Records provided START

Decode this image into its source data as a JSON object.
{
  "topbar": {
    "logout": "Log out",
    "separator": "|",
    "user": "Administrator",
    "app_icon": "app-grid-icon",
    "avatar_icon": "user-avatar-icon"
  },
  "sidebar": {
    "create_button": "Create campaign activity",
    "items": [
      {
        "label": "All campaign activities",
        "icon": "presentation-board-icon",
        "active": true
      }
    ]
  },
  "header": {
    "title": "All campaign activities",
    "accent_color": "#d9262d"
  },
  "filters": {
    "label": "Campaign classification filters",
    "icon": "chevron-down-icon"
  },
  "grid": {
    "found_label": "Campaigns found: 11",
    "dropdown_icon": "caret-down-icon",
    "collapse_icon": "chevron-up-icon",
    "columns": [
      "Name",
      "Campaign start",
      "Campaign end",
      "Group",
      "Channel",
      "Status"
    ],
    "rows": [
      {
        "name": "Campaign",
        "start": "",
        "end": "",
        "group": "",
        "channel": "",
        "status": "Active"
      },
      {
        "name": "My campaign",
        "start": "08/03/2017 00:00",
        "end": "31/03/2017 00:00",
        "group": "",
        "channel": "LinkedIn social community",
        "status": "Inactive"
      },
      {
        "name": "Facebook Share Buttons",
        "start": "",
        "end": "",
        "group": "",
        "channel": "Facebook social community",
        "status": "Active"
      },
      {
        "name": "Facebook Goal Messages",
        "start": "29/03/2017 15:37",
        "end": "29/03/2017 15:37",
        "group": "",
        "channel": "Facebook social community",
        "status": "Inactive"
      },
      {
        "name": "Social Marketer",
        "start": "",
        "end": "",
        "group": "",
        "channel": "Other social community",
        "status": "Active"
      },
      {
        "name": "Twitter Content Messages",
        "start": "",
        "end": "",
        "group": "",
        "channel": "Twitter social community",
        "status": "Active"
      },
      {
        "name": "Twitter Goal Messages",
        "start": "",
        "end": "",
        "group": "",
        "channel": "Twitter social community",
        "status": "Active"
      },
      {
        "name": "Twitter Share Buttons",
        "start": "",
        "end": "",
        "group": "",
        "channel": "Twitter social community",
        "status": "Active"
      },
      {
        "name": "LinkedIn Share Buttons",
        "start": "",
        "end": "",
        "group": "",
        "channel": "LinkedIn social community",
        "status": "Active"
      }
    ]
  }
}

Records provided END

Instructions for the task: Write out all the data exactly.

Task answer:
Decode this image into its source data as a JSON object.
{
  "topbar": {
    "logout": "Log out",
    "separator": "|",
    "user": "Administrator",
    "app_icon": "app-grid-icon",
    "avatar_icon": "user-avatar-icon"
  },
  "sidebar": {
    "create_button": "Create campaign activity",
    "items": [
      {
        "label": "All campaign activities",
        "icon": "presentation-board-icon",
        "active": true
      }
    ]
  },
  "header": {
    "title": "All campaign activities",
    "accent_color": "#d9262d"
  },
  "filters": {
    "label": "Campaign classification filters",
    "icon": "chevron-down-icon"
  },
  "grid": {
    "found_label": "Campaigns found: 11",
    "dropdown_icon": "caret-down-icon",
    "collapse_icon": "chevron-up-icon",
    "columns": [
      "Name",
      "Campaign start",
      "Campaign end",
      "Group",
      "Channel",
      "Status"
    ],
    "rows": [
      {
        "name": "Campaign",
        "start": "",
        "end": "",
        "group": "",
        "channel": "",
        "status": "Active"
      },
      {
        "name": "My campaign",
        "start": "08/03/2017 00:00",
        "end": "31/03/2017 00:00",
        "group": "",
        "channel": "LinkedIn social community",
        "status": "Inactive"
      },
      {
        "name": "Facebook Share Buttons",
        "start": "",
        "end": "",
        "group": "",
        "channel": "Facebook social community",
        "status": "Active"
      },
      {
        "name": "Facebook Goal Messages",
        "start": "29/03/2017 15:37",
        "end": "29/03/2017 15:37",
        "group": "",
        "channel": "Facebook social community",
        "status": "Inactive"
      },
      {
        "name": "Social Marketer",
        "start": "",
        "end": "",
        "group": "",
        "channel": "Other social community",
        "status": "Active"
      },
      {
        "name": "Twitter Content Messages",
        "start": "",
        "end": "",
        "group": "",
        "channel": "Twitter social community",
        "status": "Active"
      },
      {
        "name": "Twitter Goal Messages",
        "start": "",
        "end": "",
        "group": "",
        "channel": "Twitter social community",
        "status": "Active"
      },
      {
        "name": "Twitter Share Buttons",
        "start": "",
        "end": "",
        "group": "",
        "channel": "Twitter social community",
        "status": "Active"
      },
      {
        "name": "LinkedIn Share Buttons",
        "start": "",
        "end": "",
        "group": "",
        "channel": "LinkedIn social community",
        "status": "Active"
      }
    ]
  }
}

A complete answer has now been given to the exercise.